Sunday, October 11, 2020

REVIEW: 'The Haunting of Bly Manor' - Henry Wingrave Remains Constantly Haunted by the Past in 'The Jolly Corner'

Netflix's The Haunting of Bly Manor - Episode 2.06 "The Jolly Corner"

In denial and embroiled in his work, Henry Wingrave must reckon with himself. Dani reaches out to Jamie while Flora gets lost in the past.

In 2019, the television industry aired 532 scripted shows across numerous outlets. The way people consume content now is different than it used to be. It happens according to one's own schedule. As such, it's less necessary to provide ample coverage of each episode in any given season from a show. Moreover, it is simply impossible to watch everything. As such, this site provides shorter episodic reviews in order to cover as many shows as possible. With all of that being said, here are my thoughts on the next episode of Netflix's The Haunting of Bly Manor.

"The Jolly Corner" was written by Rebecca Leigh Klingel and directed by Yolanda Ramke & Ben Howling

So much of the narrative snapped into place with the revelation that Hannah is dead and Peter's ghost has been possessing Miles. It took awhile for the show to get to the point of fully embracing the supernatural elements of a typical ghost story. It justified that time spent by investing in the core characters at Bly Manor. It wanted to ensure that the audience cared about them before all of these insane things started happening. Yes, that has created pacing problems. And yes, an obvious flaw comes up in this hour as it pertains to Henry Wingrave. It's easy to engage with the characters who have been at Bly Manor this entire time. Meanwhile, certain characters have been designed as a mystery. Hannah had this big dramatic reveal to her in the previous episode.

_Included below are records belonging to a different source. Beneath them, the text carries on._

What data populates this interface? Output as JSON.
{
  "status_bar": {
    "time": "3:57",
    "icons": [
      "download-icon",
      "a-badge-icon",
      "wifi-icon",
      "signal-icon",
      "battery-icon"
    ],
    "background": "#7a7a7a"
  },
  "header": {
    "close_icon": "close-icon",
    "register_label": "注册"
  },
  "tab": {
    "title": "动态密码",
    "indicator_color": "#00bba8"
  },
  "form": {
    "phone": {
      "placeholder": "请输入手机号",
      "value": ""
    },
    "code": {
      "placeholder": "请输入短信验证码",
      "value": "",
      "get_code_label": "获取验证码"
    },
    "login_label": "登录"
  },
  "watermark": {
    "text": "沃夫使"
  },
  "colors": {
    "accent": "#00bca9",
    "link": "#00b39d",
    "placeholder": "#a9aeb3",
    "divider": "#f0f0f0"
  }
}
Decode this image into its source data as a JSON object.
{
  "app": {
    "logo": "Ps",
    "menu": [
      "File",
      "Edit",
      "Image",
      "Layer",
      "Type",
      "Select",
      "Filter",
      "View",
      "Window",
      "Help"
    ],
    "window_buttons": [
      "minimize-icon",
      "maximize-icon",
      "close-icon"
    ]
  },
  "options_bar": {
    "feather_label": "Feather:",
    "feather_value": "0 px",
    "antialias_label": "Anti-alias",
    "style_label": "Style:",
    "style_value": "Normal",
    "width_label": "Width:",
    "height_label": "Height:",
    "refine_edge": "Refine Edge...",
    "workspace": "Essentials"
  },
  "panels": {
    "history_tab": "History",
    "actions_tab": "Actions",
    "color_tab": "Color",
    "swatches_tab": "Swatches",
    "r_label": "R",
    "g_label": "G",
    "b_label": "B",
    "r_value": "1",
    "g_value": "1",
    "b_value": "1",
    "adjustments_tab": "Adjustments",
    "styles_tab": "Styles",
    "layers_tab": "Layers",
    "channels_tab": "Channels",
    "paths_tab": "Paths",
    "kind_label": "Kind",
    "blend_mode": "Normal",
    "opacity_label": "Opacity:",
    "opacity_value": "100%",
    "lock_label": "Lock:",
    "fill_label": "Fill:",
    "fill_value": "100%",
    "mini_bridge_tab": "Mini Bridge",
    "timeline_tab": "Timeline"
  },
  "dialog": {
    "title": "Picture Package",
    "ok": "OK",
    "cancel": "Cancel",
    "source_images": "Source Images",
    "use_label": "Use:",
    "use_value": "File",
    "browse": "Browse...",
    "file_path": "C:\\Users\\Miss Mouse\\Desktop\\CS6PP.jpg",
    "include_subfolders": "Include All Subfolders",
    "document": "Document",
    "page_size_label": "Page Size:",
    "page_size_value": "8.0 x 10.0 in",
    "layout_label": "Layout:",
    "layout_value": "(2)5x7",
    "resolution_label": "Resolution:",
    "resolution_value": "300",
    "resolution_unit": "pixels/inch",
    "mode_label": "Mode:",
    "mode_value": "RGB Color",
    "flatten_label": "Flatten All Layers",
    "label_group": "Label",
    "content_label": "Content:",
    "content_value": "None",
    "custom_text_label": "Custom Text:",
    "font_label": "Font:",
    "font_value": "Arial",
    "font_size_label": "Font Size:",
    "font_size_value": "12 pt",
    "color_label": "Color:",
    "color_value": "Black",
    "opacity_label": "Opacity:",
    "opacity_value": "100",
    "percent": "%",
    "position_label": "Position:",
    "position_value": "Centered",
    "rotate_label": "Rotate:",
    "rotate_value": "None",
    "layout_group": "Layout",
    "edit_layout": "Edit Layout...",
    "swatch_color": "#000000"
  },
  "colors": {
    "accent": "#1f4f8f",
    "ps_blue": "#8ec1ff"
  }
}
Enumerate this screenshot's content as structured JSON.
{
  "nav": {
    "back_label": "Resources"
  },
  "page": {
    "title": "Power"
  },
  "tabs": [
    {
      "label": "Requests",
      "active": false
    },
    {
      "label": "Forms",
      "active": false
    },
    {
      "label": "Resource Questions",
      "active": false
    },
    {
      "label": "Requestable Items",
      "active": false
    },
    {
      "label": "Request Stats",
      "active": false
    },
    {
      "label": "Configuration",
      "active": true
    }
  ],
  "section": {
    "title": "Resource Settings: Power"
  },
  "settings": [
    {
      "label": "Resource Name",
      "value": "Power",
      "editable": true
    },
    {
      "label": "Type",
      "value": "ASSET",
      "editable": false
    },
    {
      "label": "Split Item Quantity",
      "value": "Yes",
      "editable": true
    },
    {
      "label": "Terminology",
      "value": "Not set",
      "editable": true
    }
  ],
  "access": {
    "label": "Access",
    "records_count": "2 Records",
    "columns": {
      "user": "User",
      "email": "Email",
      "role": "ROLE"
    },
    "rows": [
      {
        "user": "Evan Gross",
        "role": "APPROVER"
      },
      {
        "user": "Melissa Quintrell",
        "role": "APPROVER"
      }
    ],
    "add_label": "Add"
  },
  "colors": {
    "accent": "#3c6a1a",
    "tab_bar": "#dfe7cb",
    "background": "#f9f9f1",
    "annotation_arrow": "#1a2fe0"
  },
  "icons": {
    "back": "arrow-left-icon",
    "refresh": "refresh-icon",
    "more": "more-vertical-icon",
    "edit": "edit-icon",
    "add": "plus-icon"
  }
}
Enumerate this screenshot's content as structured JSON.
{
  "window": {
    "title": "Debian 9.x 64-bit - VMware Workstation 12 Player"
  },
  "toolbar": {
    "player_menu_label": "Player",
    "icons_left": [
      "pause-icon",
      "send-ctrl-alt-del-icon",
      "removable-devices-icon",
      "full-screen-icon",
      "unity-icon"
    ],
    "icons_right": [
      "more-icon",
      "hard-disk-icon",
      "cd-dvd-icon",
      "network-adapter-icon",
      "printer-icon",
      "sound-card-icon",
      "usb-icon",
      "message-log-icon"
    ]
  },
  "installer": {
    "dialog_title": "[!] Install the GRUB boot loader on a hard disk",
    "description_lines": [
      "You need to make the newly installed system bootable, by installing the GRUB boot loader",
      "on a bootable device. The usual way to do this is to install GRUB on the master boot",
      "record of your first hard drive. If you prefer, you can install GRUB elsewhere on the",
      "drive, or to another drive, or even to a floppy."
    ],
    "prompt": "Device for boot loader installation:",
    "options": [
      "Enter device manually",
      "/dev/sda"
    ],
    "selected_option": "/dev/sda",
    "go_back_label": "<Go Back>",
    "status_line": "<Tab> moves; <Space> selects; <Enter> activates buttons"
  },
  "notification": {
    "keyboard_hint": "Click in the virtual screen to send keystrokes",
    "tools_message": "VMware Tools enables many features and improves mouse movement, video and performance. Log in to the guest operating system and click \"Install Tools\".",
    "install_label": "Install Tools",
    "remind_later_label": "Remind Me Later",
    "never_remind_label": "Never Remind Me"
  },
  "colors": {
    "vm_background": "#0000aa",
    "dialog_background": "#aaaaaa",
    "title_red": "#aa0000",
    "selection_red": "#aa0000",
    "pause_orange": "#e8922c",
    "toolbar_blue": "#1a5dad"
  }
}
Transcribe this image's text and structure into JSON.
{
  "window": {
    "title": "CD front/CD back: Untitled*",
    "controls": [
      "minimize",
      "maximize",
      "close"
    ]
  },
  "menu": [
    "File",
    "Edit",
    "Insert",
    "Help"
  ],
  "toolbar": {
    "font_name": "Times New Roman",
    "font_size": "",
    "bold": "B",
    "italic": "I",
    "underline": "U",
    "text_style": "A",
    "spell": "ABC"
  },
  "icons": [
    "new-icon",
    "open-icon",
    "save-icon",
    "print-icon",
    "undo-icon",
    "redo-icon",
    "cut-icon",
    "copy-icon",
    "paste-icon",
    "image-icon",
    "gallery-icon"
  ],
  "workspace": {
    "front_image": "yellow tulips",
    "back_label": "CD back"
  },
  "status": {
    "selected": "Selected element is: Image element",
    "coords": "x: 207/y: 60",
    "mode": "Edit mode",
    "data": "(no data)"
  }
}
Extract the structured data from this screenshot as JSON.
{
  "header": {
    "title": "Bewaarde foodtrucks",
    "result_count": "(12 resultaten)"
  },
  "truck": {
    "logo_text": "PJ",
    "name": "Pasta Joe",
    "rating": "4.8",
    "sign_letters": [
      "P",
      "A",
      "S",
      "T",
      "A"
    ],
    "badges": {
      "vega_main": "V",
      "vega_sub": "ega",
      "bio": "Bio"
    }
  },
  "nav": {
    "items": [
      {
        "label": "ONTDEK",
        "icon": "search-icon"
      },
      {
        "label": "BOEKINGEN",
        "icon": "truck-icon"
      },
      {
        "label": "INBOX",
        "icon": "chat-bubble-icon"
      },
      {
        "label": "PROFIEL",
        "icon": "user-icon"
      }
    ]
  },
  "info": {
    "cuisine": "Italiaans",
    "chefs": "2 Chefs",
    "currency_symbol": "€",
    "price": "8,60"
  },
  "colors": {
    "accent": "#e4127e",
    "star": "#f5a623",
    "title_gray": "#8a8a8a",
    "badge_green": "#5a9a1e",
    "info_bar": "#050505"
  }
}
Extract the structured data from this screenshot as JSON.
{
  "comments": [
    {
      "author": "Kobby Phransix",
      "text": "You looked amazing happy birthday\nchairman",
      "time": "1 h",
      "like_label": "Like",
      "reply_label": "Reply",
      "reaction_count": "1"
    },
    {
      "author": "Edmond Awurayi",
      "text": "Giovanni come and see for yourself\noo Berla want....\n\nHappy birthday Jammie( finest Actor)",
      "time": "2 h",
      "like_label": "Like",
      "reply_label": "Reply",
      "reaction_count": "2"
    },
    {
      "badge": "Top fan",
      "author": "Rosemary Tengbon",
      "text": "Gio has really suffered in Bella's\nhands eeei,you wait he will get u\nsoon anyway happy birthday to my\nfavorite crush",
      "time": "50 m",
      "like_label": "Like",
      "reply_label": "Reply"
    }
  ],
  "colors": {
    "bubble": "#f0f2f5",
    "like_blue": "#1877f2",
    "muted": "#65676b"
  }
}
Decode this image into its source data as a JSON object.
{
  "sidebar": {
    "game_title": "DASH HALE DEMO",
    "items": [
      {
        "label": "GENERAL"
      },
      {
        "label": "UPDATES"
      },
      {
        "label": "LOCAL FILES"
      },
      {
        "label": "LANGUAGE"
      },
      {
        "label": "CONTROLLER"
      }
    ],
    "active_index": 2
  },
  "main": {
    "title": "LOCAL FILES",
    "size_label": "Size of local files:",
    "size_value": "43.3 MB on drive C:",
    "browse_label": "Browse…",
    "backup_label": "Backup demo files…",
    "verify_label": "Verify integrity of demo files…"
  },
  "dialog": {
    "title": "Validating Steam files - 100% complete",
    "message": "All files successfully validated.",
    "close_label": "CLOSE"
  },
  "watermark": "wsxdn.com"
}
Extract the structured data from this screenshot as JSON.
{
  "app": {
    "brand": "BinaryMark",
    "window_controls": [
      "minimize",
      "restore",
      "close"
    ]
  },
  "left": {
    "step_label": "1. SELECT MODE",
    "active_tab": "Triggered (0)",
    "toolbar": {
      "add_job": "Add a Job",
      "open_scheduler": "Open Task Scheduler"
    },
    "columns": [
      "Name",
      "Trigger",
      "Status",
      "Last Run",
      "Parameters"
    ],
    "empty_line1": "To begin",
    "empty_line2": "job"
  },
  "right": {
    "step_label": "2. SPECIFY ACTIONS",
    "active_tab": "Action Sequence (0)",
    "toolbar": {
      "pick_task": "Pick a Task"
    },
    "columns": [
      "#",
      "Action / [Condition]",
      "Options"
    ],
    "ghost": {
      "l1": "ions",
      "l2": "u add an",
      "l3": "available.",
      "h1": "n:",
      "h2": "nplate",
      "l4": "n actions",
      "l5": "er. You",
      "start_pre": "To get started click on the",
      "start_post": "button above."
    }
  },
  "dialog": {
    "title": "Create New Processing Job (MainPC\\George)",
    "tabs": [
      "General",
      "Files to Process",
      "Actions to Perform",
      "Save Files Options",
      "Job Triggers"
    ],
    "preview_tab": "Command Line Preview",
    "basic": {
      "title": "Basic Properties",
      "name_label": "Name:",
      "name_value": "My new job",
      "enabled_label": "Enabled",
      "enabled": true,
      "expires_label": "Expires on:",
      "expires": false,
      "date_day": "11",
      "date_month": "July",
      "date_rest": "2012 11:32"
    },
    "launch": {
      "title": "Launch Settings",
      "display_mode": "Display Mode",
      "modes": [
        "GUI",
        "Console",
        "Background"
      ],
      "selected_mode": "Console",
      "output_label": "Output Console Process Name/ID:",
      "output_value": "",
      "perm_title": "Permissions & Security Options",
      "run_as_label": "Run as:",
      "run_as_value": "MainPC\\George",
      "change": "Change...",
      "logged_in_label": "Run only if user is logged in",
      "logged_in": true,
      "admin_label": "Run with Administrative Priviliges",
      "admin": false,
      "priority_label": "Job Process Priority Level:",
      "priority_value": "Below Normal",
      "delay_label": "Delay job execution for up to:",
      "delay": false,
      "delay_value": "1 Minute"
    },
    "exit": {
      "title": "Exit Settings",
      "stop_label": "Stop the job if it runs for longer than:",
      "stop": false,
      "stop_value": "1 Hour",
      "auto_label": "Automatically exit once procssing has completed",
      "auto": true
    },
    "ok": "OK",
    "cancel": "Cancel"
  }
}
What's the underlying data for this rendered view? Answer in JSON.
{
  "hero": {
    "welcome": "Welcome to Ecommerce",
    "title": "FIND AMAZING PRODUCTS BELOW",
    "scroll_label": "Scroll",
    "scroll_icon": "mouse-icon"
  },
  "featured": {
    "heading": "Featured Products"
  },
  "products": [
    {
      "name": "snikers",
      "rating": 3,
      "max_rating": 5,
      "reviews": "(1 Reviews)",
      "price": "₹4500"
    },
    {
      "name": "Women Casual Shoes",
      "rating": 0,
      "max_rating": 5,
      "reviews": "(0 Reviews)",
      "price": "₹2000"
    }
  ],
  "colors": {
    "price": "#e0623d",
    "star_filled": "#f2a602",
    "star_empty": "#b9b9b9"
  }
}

And yet, that was earned because it was unexpected while still feeling like a natural progression of what has happened so far. In contrast, Peter and Rebecca exist less as characters and more as figures who loom over the proceedings. They are the ghosts always lurking over Dani's shoulder. Miles and Flora have to carefully manage them. That is a huge burden for them. They understand the mechanics of this world and the mysteries that have plagued them for years. Henry has been distant from this environment for a long time. It felt as if he wasn't actually invested in the development of his niece and nephew. In reality, he is trying to honor the order to stay banished from this place. He feels a sense of responsibility for Charlotte and Dominic's deaths. It's still vague as to what actually happened to them. More clues are filled in here. They left to recreate their honeymoon after Dominic realized that Flora was actually Henry's daughter. Charlotte and Henry had been having an affair for years. After being caught, Charlotte wants to make her marriage work. They go to India when tragedy happens. Henry doesn't believe it at first. But he has to grapple with that reality every single day. Now, the narrative pertaining to him gets a little confusing throughout this hour. It's clear that he is haunted by the past. He copes with it by drinking. As such, he was susceptible to people taking advantage of him. He brought Peter into this world. That meant Peter was given the access to steal from this wealthy family. No one would have questioned it either. He had an exit strategy that he never was able to implement. Now, he is forever trapped in the manor. He haunts it alongside Rebecca. She too died by walking into the lake. That may have actually been a sign of her wanting to reunite with Peter. She terrorizes Flora just as much as Peter does for Miles. In fact, Flora is quite annoyed whenever she realizes that she is living out a memory. She recognizes it as such because the math doesn't add up regarding how old she should be in this situation. The memories are certainly informative. They help paint in the broad strokes of Flora's life always being haunted by the mysteries of Bly Manor. She was young when she encountered her first ghost. She needed to give him a story. She felt that purpose because Henry helped guide her through it. He clearly loves her. And yet, it pains him to have to stay away. He goes running towards the manor after being overwhelmed by the constant pleas from Dani about something being wrong. And yes, he may arrive to save the day after Dani is attacked by Peter and Rebecca. She wants to embrace a simple life with Jamie. That becomes more of a reasonable reality here. It's so hauntingly beautiful to see Jamie dictate her life story. It's full of pain. She accepts that humanity is completely exhausting. It may not be worth all the hard work put in to maintain relationships. She hopes for the best with Dani. This moment works insanely well to reveal new sides of her while encouraging this bond to grow deeper. But it also comes at a time when Dani's life is in jeopardy. Flora is desperate for clarity from Rebecca. Dani tries her best to be loving and nurturing. That may not be enough because of the extraordinary circumstances taking place here. She is at a loss. She isn't powerless entirely. It's just unclear what the addition of Henry to all of this will actually mean because he remains such an unknown. The added focus on him here mostly makes even more of a narrative mess. He only sometimes has the right instincts and best intentions. His presence will force even more secrets to the forefront. That is probably beneficial to some. It comes as the entire narrative is intensifying. But the poetic and longing nature of relationships needs to remain at the forefront as well. That adds the necessary texture to make all of this worth it. Otherwise, it's just a typical ghost story that aims to unnerve the viewer.